Toyota is moving its United States marketing base from California to Texas, and is looking forward to learn from the experience Nissan had when it moved from the state to Tennessee in 2006. In Nissan’s case, the Japanese carmaker lost around 60 percent of its 1,300-strong Los Angeles workforce, since employees were not willing to relocate from the city to Nashville.
Atlas Van Lines, a corporate relocation consulting firm, however, Nissan’s loss rate was not something unusual. Atlas Van Lines said in 2013 that average relocation had 54 percent of employees unwilling to relocated, although the figure has dropped slightly in recent years. Nissan, however, counters that “train-wreck scenario” that critics at the time proved to be wrong.

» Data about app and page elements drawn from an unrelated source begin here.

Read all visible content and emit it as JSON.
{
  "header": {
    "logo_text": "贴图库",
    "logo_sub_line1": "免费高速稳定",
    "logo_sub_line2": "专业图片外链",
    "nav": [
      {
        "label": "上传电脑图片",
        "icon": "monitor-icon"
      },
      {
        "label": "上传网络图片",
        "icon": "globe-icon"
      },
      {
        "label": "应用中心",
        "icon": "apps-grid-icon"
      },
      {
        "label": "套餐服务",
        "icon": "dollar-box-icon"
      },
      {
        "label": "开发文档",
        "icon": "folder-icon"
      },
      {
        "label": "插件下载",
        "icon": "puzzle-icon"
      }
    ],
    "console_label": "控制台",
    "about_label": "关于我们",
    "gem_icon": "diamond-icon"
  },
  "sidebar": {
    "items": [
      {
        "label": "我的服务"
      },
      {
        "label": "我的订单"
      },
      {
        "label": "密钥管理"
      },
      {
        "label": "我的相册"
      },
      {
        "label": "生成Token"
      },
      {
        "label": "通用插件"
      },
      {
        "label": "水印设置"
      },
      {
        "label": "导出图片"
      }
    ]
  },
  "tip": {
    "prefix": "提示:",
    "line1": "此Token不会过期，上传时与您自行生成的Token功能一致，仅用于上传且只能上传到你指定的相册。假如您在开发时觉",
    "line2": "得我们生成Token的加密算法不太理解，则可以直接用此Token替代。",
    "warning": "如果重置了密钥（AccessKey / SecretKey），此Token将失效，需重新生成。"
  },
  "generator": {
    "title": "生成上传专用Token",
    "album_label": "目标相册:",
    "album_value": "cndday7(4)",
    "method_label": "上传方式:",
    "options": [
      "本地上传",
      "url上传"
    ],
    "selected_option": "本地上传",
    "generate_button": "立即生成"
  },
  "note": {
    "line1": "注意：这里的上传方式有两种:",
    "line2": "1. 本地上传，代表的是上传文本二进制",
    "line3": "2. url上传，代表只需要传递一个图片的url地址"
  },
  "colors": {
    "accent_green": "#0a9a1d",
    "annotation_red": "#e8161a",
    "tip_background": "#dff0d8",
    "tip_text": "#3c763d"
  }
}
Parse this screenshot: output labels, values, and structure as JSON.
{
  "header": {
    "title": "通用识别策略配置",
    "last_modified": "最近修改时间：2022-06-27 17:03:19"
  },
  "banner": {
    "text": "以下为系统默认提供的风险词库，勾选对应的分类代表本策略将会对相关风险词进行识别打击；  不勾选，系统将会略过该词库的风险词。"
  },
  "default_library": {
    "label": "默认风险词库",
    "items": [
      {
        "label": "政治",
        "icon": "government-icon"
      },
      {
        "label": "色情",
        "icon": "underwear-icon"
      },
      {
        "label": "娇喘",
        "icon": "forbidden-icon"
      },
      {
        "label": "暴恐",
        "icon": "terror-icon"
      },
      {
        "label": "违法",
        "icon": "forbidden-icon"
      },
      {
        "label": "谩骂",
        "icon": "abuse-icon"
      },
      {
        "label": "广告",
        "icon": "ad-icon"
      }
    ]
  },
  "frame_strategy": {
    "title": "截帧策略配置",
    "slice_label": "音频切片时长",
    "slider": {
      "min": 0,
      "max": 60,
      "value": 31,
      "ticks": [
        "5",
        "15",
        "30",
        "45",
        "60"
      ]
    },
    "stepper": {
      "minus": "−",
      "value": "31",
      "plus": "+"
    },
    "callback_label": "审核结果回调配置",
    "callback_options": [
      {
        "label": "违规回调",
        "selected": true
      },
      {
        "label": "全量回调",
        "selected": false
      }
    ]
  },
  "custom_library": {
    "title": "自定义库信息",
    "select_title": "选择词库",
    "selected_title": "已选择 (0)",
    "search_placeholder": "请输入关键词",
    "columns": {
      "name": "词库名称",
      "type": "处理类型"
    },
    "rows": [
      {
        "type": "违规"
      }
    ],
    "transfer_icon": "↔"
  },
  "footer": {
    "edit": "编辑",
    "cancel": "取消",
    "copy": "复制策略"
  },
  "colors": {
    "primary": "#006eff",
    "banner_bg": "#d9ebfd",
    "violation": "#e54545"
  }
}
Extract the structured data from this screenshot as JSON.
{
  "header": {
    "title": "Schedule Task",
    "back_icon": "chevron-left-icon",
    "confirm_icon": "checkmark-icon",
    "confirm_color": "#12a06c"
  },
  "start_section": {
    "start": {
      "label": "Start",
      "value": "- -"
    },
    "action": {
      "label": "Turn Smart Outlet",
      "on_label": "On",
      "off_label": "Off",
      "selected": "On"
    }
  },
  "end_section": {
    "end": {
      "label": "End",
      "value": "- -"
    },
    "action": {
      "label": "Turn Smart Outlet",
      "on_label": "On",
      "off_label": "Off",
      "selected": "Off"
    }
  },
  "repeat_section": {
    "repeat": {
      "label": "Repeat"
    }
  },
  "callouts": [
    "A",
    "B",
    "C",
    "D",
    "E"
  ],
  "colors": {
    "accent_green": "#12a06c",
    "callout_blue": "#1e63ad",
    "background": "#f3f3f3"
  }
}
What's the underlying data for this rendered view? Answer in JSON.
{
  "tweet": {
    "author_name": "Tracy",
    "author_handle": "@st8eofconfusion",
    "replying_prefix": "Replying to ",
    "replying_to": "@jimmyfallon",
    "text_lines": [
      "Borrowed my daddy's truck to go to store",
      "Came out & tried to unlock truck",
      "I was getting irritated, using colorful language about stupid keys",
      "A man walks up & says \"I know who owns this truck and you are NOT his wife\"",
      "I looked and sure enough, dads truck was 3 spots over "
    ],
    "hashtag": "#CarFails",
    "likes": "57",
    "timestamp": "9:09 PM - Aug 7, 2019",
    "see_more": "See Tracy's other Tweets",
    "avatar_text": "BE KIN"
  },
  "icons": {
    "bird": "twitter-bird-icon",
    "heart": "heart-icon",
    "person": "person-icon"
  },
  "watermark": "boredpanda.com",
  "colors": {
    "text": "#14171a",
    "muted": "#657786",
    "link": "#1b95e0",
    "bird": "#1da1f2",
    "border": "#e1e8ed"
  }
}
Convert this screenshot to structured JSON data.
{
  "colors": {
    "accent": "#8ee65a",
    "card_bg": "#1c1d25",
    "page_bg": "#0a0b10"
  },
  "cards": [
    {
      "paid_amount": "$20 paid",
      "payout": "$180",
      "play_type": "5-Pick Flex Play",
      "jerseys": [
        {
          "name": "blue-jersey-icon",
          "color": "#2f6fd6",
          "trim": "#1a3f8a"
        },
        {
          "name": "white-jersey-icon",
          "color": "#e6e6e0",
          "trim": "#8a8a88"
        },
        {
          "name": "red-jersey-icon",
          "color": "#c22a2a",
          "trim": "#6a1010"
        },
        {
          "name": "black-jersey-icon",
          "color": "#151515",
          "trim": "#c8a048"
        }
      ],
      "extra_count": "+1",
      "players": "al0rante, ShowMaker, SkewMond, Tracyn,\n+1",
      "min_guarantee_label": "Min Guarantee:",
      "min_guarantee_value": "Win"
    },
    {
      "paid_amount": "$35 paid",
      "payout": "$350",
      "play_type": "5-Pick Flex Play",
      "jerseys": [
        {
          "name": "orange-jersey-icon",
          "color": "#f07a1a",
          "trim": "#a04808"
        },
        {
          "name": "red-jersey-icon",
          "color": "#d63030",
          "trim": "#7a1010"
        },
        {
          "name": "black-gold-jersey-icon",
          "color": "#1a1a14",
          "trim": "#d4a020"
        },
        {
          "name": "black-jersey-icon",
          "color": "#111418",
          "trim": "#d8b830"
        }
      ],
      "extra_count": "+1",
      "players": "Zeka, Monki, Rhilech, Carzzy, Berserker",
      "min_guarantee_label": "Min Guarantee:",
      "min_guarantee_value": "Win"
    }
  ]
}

Larry Dominique, who was Nissan North America’s vice president of product planning at the time, remarked that he came to Nashville with only two of his nine product planners, while seven of them opted not to stay with the carmaker.
Dominique was then promoted as the carmaker’s top honcho after Jack Collins took the Nashville relocation as an opportunity to retire. The relocation also saw 12 high-level executives – including Jed Connelly, senior vice president of sales and marketing at the time -- opted to leave Nissan.
Dominique remarked that people were saying that Nissan would never be able to recruit new talents to replace everyone. He noted that in contrary, they were able to recruit new talents and “assembled a great staff.”
Following its relocation, Nissan was able to hike its headcount to 1,700 people while its US sales and market share have surged to new records.
Nissan was able to attract management and automotive r&d personnel from the Detroit 3 and other import brands, as well as managers from Spain, France, Portugal, United Kingdom and Australia.
As for Toyota, insiders told Automotive that they already dissected Nissan North America’s move. Toyota has also conceded that some personnel loss because of the relocation is unavoidable. [source: automotive news - sub. required]